Archive for October, 2016
This is a view of my place as seen from above. The black strip is the nearby road. The green is patches of or stand alone trees and the brown is the ground. The ground is brown because it is covered in dead needles, not vegetation.
There are many openings in the bottom of several of the Eastern White Pine trees. While I did not see any animals in them it is quite possible that some small rodents use them for food storage or sleep space.
Since my location is largely composed of Eastern White Pines, which are a type of evergreen tree, there was no noticeable change in the vegetation. These trees will maintain the same appearance year round because they lose their needles continuously.
My name is Ben and I am a first year student majoring in wildlife biology within the Rubenstein School at UVM. I created this blog for my NR 1 (Natural History and Field Ecology) course. The purpose of this assignment is to study the landscape and organisms within a specific place throughout the seasons (place-based phenology). I hope that my blog persuades some of you to visit my location, Ethan Allen Park, or at the very least explore and observe an area near your home.
I believe this oddity is called a burl. A burl results from some sort of stress for example; injury or a viral or fungal infection.
The photo on top is an image of an Eastern White Pine. The other two images depict the area in which my place is located within Ethan Allen Park.
Other than trees, there is little to no vegetation within my area. This is most likely caused by the large accumulation of pine needles on the ground. Pine needles are quite acidic and the significant amount on the ground most likely created an environment too acidic for the majority of native plant growth. Now as I’ve already mentioned, the predominant tree species in my place is the Eastern White Pine. Eastern White Pines grow to be very straight and tall. The needles are in bundles of five and are long, slender, and flexible. They have large cones, usually 4-7in. with round tough scales that are sometimes covered in sap. Young trees have smooth gray-green bark while mature trees have extremely ridged bark with grayish-red scales. In the middle of all of the Eastern White Pines stands a solitary Black Locust tree. Black locust trees are dark gray-brown and tinged with red or orange in the grooves. They are deeply furrowed and the ridges often cross to form diamond shapes. The leaves are compound which means that the leaf contains many smaller leaf-like structures called leaflets. Pictured below is the bark and a leaf of the black locust. The individual leaf-like parts you see are leaflets, not leaves.

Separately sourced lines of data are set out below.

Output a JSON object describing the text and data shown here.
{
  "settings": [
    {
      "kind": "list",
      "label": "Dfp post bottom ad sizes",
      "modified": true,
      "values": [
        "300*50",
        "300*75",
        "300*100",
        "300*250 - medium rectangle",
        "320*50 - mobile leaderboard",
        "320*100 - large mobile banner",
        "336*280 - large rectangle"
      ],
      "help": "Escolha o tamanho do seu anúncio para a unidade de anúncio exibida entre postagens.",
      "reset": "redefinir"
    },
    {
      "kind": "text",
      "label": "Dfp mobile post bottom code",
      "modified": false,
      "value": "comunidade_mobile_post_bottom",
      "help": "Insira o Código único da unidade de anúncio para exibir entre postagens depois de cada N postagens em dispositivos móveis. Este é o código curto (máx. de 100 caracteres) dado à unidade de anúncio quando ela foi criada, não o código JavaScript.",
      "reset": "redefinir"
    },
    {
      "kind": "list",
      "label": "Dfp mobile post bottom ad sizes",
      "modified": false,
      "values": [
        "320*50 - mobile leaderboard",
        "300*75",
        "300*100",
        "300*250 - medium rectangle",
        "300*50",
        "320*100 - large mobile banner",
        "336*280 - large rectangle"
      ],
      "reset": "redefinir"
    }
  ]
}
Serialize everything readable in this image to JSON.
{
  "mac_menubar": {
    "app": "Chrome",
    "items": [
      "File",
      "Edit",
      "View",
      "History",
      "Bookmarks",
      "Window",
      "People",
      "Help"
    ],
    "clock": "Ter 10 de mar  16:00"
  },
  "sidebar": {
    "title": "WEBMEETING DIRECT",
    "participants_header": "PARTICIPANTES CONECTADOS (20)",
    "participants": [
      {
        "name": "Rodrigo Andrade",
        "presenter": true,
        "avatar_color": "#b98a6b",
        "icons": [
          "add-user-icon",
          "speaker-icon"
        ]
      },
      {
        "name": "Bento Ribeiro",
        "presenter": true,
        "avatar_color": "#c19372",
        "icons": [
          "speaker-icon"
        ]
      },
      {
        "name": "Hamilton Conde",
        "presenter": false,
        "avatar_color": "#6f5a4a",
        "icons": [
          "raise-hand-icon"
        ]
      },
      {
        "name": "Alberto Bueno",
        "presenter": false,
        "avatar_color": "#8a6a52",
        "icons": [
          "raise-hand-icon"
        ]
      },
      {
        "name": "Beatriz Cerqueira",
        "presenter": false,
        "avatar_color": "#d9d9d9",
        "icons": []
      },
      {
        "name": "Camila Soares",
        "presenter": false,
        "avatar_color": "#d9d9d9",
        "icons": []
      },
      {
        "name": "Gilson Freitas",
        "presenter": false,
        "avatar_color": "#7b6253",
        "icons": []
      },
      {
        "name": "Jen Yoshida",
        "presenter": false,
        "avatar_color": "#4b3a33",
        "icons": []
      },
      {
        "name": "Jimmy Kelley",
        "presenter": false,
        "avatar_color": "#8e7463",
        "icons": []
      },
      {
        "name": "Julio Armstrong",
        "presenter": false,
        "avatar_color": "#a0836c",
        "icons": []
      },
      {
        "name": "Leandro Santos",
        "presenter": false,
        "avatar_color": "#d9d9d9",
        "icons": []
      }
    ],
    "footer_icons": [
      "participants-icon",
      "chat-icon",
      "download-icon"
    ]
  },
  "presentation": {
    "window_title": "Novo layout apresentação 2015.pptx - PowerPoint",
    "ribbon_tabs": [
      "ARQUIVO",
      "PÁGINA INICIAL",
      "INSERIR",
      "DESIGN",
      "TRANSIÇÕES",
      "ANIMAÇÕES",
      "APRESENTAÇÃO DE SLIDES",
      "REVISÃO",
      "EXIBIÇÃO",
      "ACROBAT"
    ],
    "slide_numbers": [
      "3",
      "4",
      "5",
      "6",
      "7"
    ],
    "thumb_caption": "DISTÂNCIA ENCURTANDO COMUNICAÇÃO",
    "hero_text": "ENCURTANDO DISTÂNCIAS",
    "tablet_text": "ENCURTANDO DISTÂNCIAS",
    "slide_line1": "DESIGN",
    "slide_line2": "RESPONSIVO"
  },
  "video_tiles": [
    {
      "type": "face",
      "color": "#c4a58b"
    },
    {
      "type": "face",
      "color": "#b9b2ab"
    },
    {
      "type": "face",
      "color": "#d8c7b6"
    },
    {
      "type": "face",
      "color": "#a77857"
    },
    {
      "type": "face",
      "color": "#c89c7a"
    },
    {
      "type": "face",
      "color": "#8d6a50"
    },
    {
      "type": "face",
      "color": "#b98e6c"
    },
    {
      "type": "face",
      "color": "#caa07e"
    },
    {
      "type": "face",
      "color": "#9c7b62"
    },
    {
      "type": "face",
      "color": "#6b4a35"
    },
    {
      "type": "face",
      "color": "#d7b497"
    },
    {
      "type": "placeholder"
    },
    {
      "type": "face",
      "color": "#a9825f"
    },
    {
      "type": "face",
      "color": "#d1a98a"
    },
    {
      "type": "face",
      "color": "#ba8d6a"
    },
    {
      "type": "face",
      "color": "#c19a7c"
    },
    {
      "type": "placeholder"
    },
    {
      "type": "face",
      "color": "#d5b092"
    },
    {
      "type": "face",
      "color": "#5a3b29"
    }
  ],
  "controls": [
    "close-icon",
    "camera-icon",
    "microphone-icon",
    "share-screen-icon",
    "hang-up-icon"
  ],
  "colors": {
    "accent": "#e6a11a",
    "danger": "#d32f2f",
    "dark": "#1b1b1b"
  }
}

Hours of Operation:
There is parking if you are able to drive yourself
For anyone without a car, the CCTA buses are your next best option. First, board bus number 7 (North Avenue), preferably one driving away from downtown Burlington. Now this is the part where you have to pay attention. You want to get off at the stop that is next to Rite Aid on North Ave (near Village Green). This is after Burlington High School and a little before Ethan Allen Shopping Center. You will have to pull the yellow cord or push the black tape because the bus will not stop if you don’t. Once you are off the bus, walk around the back side of Rite Aid toward Ethan Allen Parkway. Ethan Allen Park is located on the opposite side of Rite Aid. After crossing the street, continue to walk towards and past the playground (north) until you get to a patch of tall coniferous trees. Congratulations! You found my place.
On a side note, there are no restrooms in the park so I strongly advise taking care of business before hand!